In 2008 an aspiring model named Katie Piper made the headlines after becoming the victim of an acid attack which left her with third degree burns, partially blind in one eye, and unable to eat without the use of a plastic tube. The attack, carried out in north London by a friend of her jealous ex-boyfriend, was shocking in the extreme.
Acid attacks, in which sulphuric acid is thrown over the victim, cause the skin to melt, sometime exposing the bone and often blinding the victim in one or both eyes. While a relatively uncommon occurrence the UK, acid violence has grown into a potent crime culture in other parts of the world. In Bangladesh, an attack takes place every two days.
Attacks in Bangladesh are usually the result of rejected marriage proposals, land disputes or the desire for revenge. The overwhelming majority of victims are young women and children. Permanently disfigured and psychologically scarred, survivors are often shunned from their local communities, making it impossible for them to find work or get married.
Between May 1999 and December 2010, some 2,433 women, children and men in Bangladesh fell victim to acid attacks. Though the rate of acid violence is in decline, the number of attacks remains alarmingly high - there have been 37 this year alone.
Last month the UK’s Minister of State for International Development, Alan Duncan, visited victims in The Acid Survivors Foundation hospital in Dhaka, to learn about their plight.
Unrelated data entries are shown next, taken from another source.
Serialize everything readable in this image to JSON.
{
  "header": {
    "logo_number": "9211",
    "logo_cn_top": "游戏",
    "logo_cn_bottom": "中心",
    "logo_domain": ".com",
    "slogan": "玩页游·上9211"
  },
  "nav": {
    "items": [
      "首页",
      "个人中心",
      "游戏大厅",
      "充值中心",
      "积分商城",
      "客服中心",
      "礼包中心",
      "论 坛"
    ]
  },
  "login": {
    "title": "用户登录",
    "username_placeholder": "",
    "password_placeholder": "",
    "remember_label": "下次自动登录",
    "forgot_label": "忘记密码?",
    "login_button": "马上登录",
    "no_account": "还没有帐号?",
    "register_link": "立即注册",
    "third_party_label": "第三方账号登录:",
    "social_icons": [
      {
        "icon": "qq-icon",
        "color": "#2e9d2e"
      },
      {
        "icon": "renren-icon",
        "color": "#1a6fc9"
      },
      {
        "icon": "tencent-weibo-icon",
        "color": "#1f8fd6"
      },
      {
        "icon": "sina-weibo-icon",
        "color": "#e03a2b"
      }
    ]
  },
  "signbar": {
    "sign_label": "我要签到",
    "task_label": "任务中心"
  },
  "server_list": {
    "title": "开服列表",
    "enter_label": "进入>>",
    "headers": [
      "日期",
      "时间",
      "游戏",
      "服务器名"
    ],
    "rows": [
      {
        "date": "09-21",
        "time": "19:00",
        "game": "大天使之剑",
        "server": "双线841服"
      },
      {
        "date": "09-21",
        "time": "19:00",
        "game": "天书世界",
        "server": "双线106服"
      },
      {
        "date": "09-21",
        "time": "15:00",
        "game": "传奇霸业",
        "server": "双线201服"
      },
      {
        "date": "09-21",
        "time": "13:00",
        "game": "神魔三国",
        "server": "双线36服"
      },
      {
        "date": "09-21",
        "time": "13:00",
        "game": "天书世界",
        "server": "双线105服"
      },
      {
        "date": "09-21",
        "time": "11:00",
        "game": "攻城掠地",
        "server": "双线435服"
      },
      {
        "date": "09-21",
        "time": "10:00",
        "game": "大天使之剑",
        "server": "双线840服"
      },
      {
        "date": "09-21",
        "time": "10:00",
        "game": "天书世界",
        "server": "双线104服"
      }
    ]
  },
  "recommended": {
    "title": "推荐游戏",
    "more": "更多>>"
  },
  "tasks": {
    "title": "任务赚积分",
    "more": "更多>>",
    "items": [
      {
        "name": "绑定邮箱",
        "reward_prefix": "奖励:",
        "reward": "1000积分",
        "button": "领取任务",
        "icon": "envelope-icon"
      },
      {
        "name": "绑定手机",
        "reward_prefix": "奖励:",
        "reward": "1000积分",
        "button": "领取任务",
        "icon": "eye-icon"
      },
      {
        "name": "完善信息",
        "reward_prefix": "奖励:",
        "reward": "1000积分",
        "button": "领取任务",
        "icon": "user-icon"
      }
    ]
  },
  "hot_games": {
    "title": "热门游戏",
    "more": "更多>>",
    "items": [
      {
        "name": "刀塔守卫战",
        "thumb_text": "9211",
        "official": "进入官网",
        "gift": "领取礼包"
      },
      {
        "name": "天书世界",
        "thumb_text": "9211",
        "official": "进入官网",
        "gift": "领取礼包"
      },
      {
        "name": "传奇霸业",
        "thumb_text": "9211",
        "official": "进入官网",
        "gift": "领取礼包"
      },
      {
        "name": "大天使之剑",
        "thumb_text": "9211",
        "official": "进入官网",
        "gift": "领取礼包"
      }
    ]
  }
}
The Department of International Development has been supporting the Acid Survivors Foundation since 2004, providing funding to the tune of £1m.
The ASF works to provide survivors with medical, legal and rehabilitation support, helping them to reintegrate into society. ASF treats around 450 acid survivors per year including new, follow-up and out- patients at its 40-bed hospital. The foundation deals directly with around 46 per cent of acid attack survivors in Bangladesh.
Speaking to The Independent, Minister Alan Duncan said: “It was a very moving and harrowing experience. There has been one attack in the UK in the past year. It would be reprehensible if this crime culture were to spread to the UK. It is so revolting, it must be stamped out with great ferocity."
Turning to the victims, whom he described as suffering burns akin to “spit fire pilots in World War Two”, Mr Duncan said: “They are inspirational. We would question whether we wanted to live. They are put through the hell of it but they show determination and real leadership - they are inspiring people. It was quite moving.
“I have two messages to Bangladesh,” the Minister continued. “One is that you have to rid the country of this ghastly crime, and secondly, you must remember victims. They are treated like lepers, it is the way we would have treated disabled people years ago. Stamp out the crime and welcome victims back.”
Mr Duncan praised the work of the ASF: “It’s about rebuilding their faces and rebuilding their character,” he said. “We want to make it [the hospital in Dhaka] less of a colony where people stay and more of a hospital from which people emerge. We are ardent about saying the country must start thinking about them”.
To find out more, or to make a donation to the ASF, go to www.acidsurvivors.org